▶ Task prompt: On how many lines of the records below does the string "subtitle" appear? Reply with only the number.

▶ Website and app data records:
+ + +
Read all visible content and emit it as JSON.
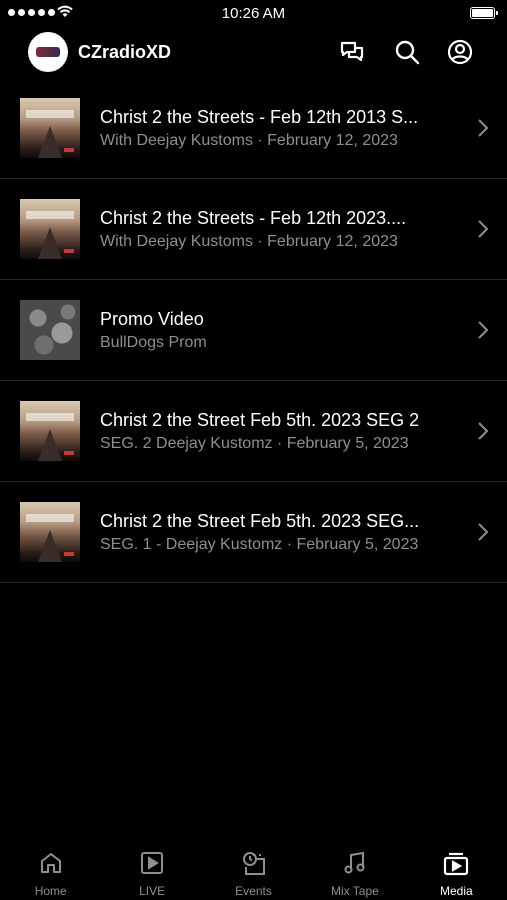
{
  "status_bar": {
    "time": "10:26 AM",
    "signal_bars": 5,
    "battery_level": 1.0
  },
  "header": {
    "title": "CZradioXD",
    "icons": [
      "chat-icon",
      "search-icon",
      "account-icon"
    ]
  },
  "items": [
    {
      "title": "Christ 2 the Streets - Feb 12th 2013 S...",
      "subtitle": "With Deejay Kustoms · February 12, 2023",
      "thumbnail": "poster"
    },
    {
      "title": "Christ 2 the Streets - Feb 12th 2023....",
      "subtitle": "With Deejay Kustoms · February 12, 2023",
      "thumbnail": "poster"
    },
    {
      "title": "Promo Video",
      "subtitle": "BullDogs Prom",
      "thumbnail": "promo"
    },
    {
      "title": "Christ 2 the Street Feb 5th. 2023 SEG 2",
      "subtitle": "SEG. 2 Deejay Kustomz · February 5, 2023",
      "thumbnail": "poster"
    },
    {
      "title": "Christ 2 the Street Feb 5th. 2023 SEG...",
      "subtitle": "SEG. 1 - Deejay Kustomz · February 5, 2023",
      "thumbnail": "poster"
    }
  ],
  "tabs": [
    {
      "label": "Home",
      "icon": "home-icon",
      "active": false
    },
    {
      "label": "LIVE",
      "icon": "play-icon",
      "active": false
    },
    {
      "label": "Events",
      "icon": "calendar-clock-icon",
      "active": false
    },
    {
      "label": "Mix Tape",
      "icon": "music-note-icon",
      "active": false
    },
    {
      "label": "Media",
      "icon": "media-icon",
      "active": true
    }
  ],
  "colors": {
    "background": "#000000",
    "text": "#ffffff",
    "secondary_text": "#8e8e93",
    "divider": "#262626"
  }
}
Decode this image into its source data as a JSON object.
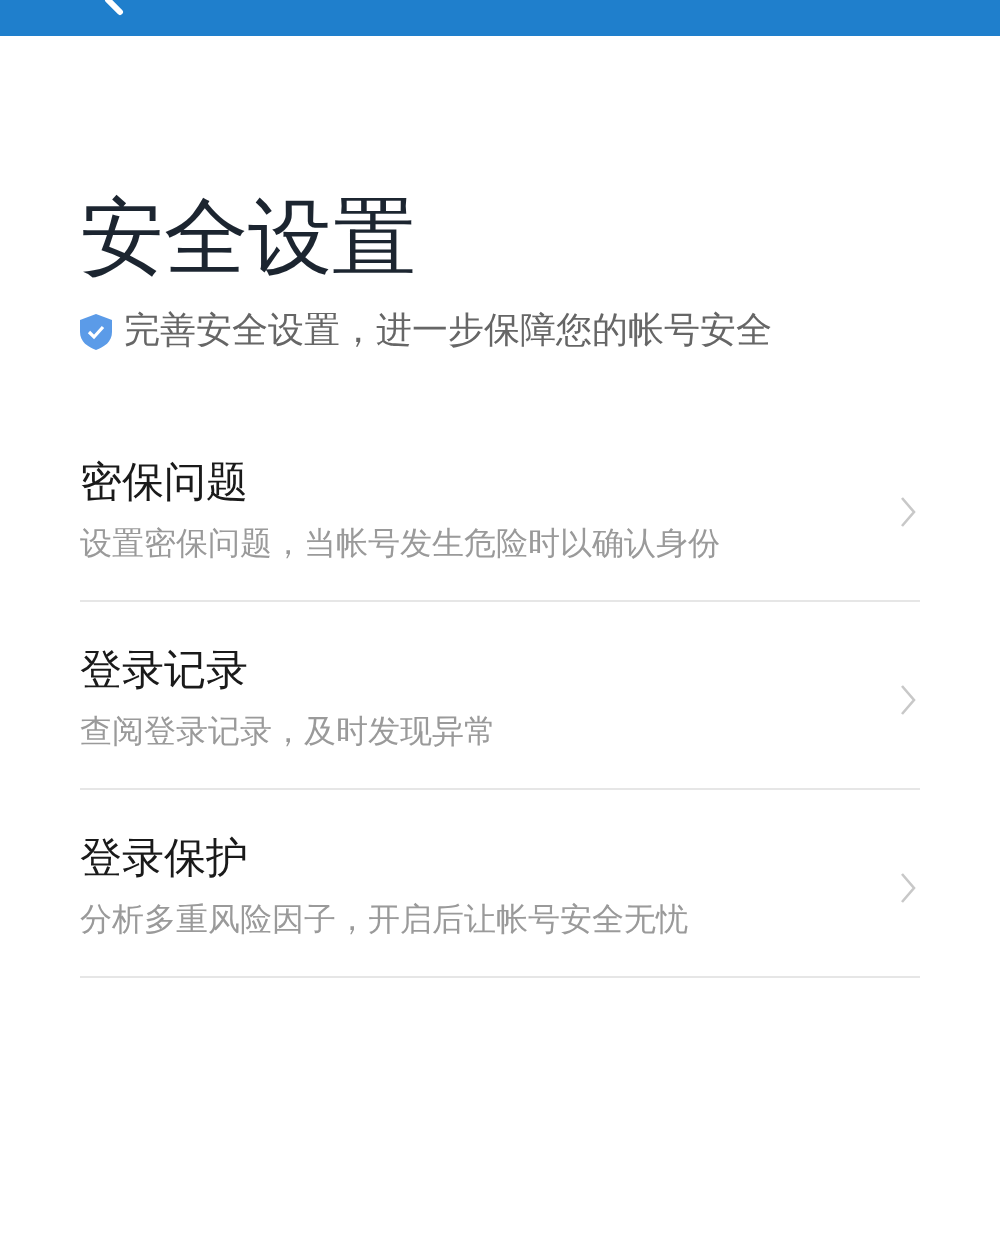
{
  "title": "安全设置",
  "subtitle": "完善安全设置，进一步保障您的帐号安全",
  "items": [
    {
      "title": "密保问题",
      "description": "设置密保问题，当帐号发生危险时以确认身份"
    },
    {
      "title": "登录记录",
      "description": "查阅登录记录，及时发现异常"
    },
    {
      "title": "登录保护",
      "description": "分析多重风险因子，开启后让帐号安全无忧"
    }
  ]
}
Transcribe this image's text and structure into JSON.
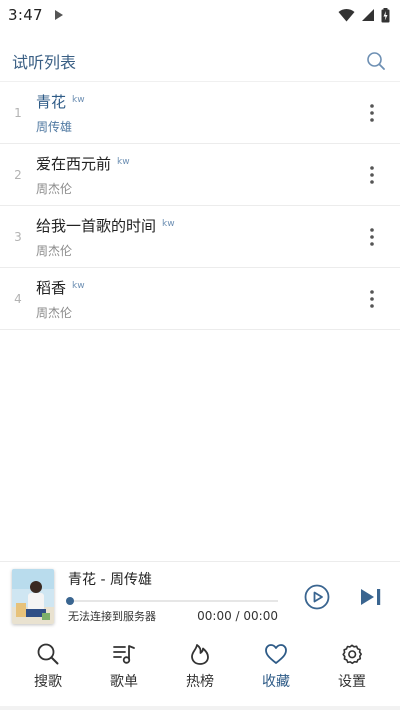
{
  "status_bar": {
    "time": "3:47"
  },
  "header": {
    "title": "试听列表"
  },
  "songs": [
    {
      "index": "1",
      "title": "青花",
      "source": "kw",
      "artist": "周传雄"
    },
    {
      "index": "2",
      "title": "爱在西元前",
      "source": "kw",
      "artist": "周杰伦"
    },
    {
      "index": "3",
      "title": "给我一首歌的时间",
      "source": "kw",
      "artist": "周杰伦"
    },
    {
      "index": "4",
      "title": "稻香",
      "source": "kw",
      "artist": "周杰伦"
    }
  ],
  "player": {
    "now_playing": "青花 - 周传雄",
    "status": "无法连接到服务器",
    "time": "00:00 / 00:00",
    "progress": 0
  },
  "nav": [
    {
      "label": "搜歌",
      "icon": "search-icon"
    },
    {
      "label": "歌单",
      "icon": "playlist-icon"
    },
    {
      "label": "热榜",
      "icon": "flame-icon"
    },
    {
      "label": "收藏",
      "icon": "heart-icon"
    },
    {
      "label": "设置",
      "icon": "gear-icon"
    }
  ],
  "colors": {
    "accent": "#2e5b87",
    "active_artist": "#4f78a1",
    "source_tag": "#6d8fb3"
  }
}
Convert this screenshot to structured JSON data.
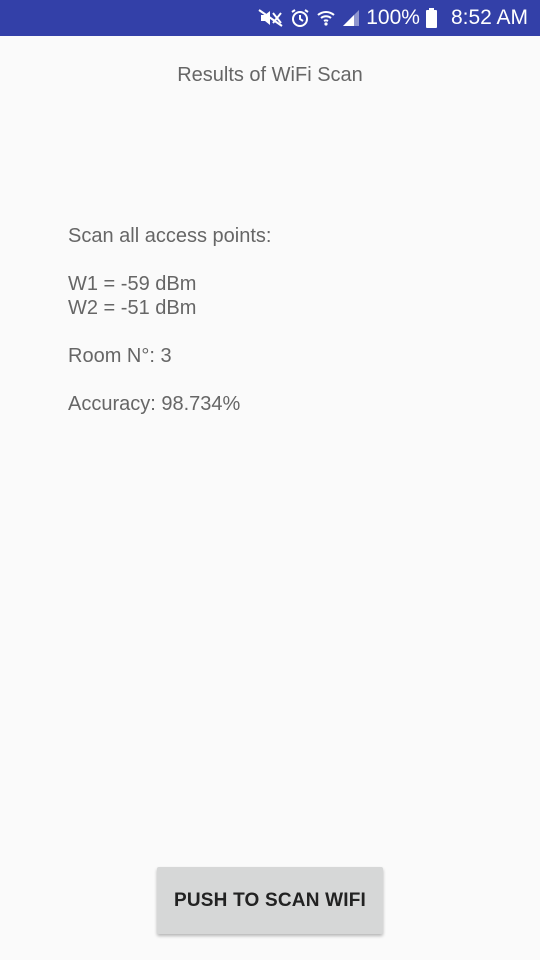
{
  "status_bar": {
    "battery_text": "100%",
    "time": "8:52 AM",
    "background_color": "#3340a8",
    "icons": [
      "mute-icon",
      "alarm-icon",
      "wifi-icon",
      "signal-icon",
      "battery-icon"
    ]
  },
  "screen": {
    "title": "Results of WiFi Scan"
  },
  "results": {
    "heading": "Scan all access points:",
    "readings": [
      "W1 = -59 dBm",
      "W2 = -51 dBm"
    ],
    "room": "Room N°: 3",
    "accuracy": "Accuracy: 98.734%"
  },
  "actions": {
    "scan_button_label": "PUSH TO SCAN WIFI"
  }
}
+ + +
▶ Response area: 6